(LISTED RECORDS begins)

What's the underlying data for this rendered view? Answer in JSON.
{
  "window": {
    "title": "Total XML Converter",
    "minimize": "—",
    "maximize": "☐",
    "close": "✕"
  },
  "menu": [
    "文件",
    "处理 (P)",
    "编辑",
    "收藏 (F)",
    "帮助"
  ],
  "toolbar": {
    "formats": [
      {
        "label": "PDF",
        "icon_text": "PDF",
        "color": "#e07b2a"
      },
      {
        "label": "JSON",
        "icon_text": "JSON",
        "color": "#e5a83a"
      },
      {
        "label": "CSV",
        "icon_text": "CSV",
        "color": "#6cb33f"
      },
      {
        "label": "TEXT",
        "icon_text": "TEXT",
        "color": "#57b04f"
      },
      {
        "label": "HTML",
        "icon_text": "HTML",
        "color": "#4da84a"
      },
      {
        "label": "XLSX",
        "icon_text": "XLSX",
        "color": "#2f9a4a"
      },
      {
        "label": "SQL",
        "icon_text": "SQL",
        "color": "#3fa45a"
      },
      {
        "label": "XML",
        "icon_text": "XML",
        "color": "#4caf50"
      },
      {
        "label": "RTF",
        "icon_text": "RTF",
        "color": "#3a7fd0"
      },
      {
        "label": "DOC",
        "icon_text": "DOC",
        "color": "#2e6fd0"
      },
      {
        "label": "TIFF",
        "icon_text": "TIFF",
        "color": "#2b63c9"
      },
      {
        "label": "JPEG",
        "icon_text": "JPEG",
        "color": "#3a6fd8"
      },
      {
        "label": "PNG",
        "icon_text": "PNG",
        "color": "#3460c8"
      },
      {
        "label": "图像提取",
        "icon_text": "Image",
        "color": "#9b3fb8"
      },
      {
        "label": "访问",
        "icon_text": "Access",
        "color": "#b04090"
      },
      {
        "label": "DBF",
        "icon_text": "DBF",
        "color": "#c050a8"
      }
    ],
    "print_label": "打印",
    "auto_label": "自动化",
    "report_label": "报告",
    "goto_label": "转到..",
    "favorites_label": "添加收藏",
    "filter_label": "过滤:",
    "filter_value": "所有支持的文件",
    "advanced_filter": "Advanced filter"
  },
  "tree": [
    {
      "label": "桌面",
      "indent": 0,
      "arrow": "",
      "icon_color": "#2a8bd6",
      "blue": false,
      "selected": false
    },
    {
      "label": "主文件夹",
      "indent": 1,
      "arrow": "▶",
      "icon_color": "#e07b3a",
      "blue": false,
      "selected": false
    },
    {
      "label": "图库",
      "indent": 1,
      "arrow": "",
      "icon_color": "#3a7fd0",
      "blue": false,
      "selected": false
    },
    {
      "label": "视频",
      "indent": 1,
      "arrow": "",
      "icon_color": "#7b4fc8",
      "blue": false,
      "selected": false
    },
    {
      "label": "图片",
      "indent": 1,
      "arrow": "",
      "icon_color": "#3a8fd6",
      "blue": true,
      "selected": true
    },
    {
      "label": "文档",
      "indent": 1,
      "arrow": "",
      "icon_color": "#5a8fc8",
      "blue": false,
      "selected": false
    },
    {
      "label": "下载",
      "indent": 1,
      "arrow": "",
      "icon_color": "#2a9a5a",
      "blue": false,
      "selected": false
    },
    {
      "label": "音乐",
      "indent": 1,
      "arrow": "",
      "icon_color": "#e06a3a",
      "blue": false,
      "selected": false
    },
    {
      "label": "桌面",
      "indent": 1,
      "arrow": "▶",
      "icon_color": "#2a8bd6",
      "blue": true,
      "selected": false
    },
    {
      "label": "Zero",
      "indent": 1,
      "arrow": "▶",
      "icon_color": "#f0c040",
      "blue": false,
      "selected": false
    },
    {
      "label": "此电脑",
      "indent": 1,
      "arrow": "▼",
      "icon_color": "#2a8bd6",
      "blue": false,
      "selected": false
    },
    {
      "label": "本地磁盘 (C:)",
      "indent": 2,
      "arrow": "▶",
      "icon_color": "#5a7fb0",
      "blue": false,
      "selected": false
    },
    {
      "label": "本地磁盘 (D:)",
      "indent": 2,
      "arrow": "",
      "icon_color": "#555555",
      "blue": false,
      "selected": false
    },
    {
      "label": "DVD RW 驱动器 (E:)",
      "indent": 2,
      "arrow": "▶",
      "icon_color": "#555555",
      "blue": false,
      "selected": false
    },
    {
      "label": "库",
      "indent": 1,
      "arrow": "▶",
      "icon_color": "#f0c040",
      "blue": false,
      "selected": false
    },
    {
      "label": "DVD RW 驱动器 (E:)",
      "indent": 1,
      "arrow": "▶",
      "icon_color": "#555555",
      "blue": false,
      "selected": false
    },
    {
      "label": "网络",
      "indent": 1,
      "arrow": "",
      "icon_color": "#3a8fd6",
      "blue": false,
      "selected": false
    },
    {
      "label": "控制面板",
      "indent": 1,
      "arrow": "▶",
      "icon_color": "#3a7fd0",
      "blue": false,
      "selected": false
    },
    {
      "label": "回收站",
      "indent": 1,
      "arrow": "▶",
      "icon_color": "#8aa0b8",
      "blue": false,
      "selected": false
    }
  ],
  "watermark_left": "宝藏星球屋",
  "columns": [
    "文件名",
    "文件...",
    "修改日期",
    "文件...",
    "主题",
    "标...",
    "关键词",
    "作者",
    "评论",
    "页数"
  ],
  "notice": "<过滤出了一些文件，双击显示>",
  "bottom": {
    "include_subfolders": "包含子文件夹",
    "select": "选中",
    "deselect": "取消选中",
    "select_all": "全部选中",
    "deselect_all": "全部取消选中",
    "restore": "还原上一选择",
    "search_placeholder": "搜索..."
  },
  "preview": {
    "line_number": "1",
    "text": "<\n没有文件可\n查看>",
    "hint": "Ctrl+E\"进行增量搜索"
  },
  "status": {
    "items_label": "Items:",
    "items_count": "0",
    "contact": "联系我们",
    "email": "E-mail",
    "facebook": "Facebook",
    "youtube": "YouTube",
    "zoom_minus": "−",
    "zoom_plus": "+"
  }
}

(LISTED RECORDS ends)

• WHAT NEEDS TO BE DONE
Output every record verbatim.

• TASK RESULT
What's the underlying data for this rendered view? Answer in JSON.
{
  "window": {
    "title": "Total XML Converter",
    "minimize": "—",
    "maximize": "☐",
    "close": "✕"
  },
  "menu": [
    "文件",
    "处理 (P)",
    "编辑",
    "收藏 (F)",
    "帮助"
  ],
  "toolbar": {
    "formats": [
      {
        "label": "PDF",
        "icon_text": "PDF",
        "color": "#e07b2a"
      },
      {
        "label": "JSON",
        "icon_text": "JSON",
        "color": "#e5a83a"
      },
      {
        "label": "CSV",
        "icon_text": "CSV",
        "color": "#6cb33f"
      },
      {
        "label": "TEXT",
        "icon_text": "TEXT",
        "color": "#57b04f"
      },
      {
        "label": "HTML",
        "icon_text": "HTML",
        "color": "#4da84a"
      },
      {
        "label": "XLSX",
        "icon_text": "XLSX",
        "color": "#2f9a4a"
      },
      {
        "label": "SQL",
        "icon_text": "SQL",
        "color": "#3fa45a"
      },
      {
        "label": "XML",
        "icon_text": "XML",
        "color": "#4caf50"
      },
      {
        "label": "RTF",
        "icon_text": "RTF",
        "color": "#3a7fd0"
      },
      {
        "label": "DOC",
        "icon_text": "DOC",
        "color": "#2e6fd0"
      },
      {
        "label": "TIFF",
        "icon_text": "TIFF",
        "color": "#2b63c9"
      },
      {
        "label": "JPEG",
        "icon_text": "JPEG",
        "color": "#3a6fd8"
      },
      {
        "label": "PNG",
        "icon_text": "PNG",
        "color": "#3460c8"
      },
      {
        "label": "图像提取",
        "icon_text": "Image",
        "color": "#9b3fb8"
      },
      {
        "label": "访问",
        "icon_text": "Access",
        "color": "#b04090"
      },
      {
        "label": "DBF",
        "icon_text": "DBF",
        "color": "#c050a8"
      }
    ],
    "print_label": "打印",
    "auto_label": "自动化",
    "report_label": "报告",
    "goto_label": "转到..",
    "favorites_label": "添加收藏",
    "filter_label": "过滤:",
    "filter_value": "所有支持的文件",
    "advanced_filter": "Advanced filter"
  },
  "tree": [
    {
      "label": "桌面",
      "indent": 0,
      "arrow": "",
      "icon_color": "#2a8bd6",
      "blue": false,
      "selected": false
    },
    {
      "label": "主文件夹",
      "indent": 1,
      "arrow": "▶",
      "icon_color": "#e07b3a",
      "blue": false,
      "selected": false
    },
    {
      "label": "图库",
      "indent": 1,
      "arrow": "",
      "icon_color": "#3a7fd0",
      "blue": false,
      "selected": false
    },
    {
      "label": "视频",
      "indent": 1,
      "arrow": "",
      "icon_color": "#7b4fc8",
      "blue": false,
      "selected": false
    },
    {
      "label": "图片",
      "indent": 1,
      "arrow": "",
      "icon_color": "#3a8fd6",
      "blue": true,
      "selected": true
    },
    {
      "label": "文档",
      "indent": 1,
      "arrow": "",
      "icon_color": "#5a8fc8",
      "blue": false,
      "selected": false
    },
    {
      "label": "下载",
      "indent": 1,
      "arrow": "",
      "icon_color": "#2a9a5a",
      "blue": false,
      "selected": false
    },
    {
      "label": "音乐",
      "indent": 1,
      "arrow": "",
      "icon_color": "#e06a3a",
      "blue": false,
      "selected": false
    },
    {
      "label": "桌面",
      "indent": 1,
      "arrow": "▶",
      "icon_color": "#2a8bd6",
      "blue": true,
      "selected": false
    },
    {
      "label": "Zero",
      "indent": 1,
      "arrow": "▶",
      "icon_color": "#f0c040",
      "blue": false,
      "selected": false
    },
    {
      "label": "此电脑",
      "indent": 1,
      "arrow": "▼",
      "icon_color": "#2a8bd6",
      "blue": false,
      "selected": false
    },
    {
      "label": "本地磁盘 (C:)",
      "indent": 2,
      "arrow": "▶",
      "icon_color": "#5a7fb0",
      "blue": false,
      "selected": false
    },
    {
      "label": "本地磁盘 (D:)",
      "indent": 2,
      "arrow": "",
      "icon_color": "#555555",
      "blue": false,
      "selected": false
    },
    {
      "label": "DVD RW 驱动器 (E:)",
      "indent": 2,
      "arrow": "▶",
      "icon_color": "#555555",
      "blue": false,
      "selected": false
    },
    {
      "label": "库",
      "indent": 1,
      "arrow": "▶",
      "icon_color": "#f0c040",
      "blue": false,
      "selected": false
    },
    {
      "label": "DVD RW 驱动器 (E:)",
      "indent": 1,
      "arrow": "▶",
      "icon_color": "#555555",
      "blue": false,
      "selected": false
    },
    {
      "label": "网络",
      "indent": 1,
      "arrow": "",
      "icon_color": "#3a8fd6",
      "blue": false,
      "selected": false
    },
    {
      "label": "控制面板",
      "indent": 1,
      "arrow": "▶",
      "icon_color": "#3a7fd0",
      "blue": false,
      "selected": false
    },
    {
      "label": "回收站",
      "indent": 1,
      "arrow": "▶",
      "icon_color": "#8aa0b8",
      "blue": false,
      "selected": false
    }
  ],
  "watermark_left": "宝藏星球屋",
  "columns": [
    "文件名",
    "文件...",
    "修改日期",
    "文件...",
    "主题",
    "标...",
    "关键词",
    "作者",
    "评论",
    "页数"
  ],
  "notice": "<过滤出了一些文件，双击显示>",
  "bottom": {
    "include_subfolders": "包含子文件夹",
    "select": "选中",
    "deselect": "取消选中",
    "select_all": "全部选中",
    "deselect_all": "全部取消选中",
    "restore": "还原上一选择",
    "search_placeholder": "搜索..."
  },
  "preview": {
    "line_number": "1",
    "text": "<\n没有文件可\n查看>",
    "hint": "Ctrl+E\"进行增量搜索"
  },
  "status": {
    "items_label": "Items:",
    "items_count": "0",
    "contact": "联系我们",
    "email": "E-mail",
    "facebook": "Facebook",
    "youtube": "YouTube",
    "zoom_minus": "−",
    "zoom_plus": "+"
  }
}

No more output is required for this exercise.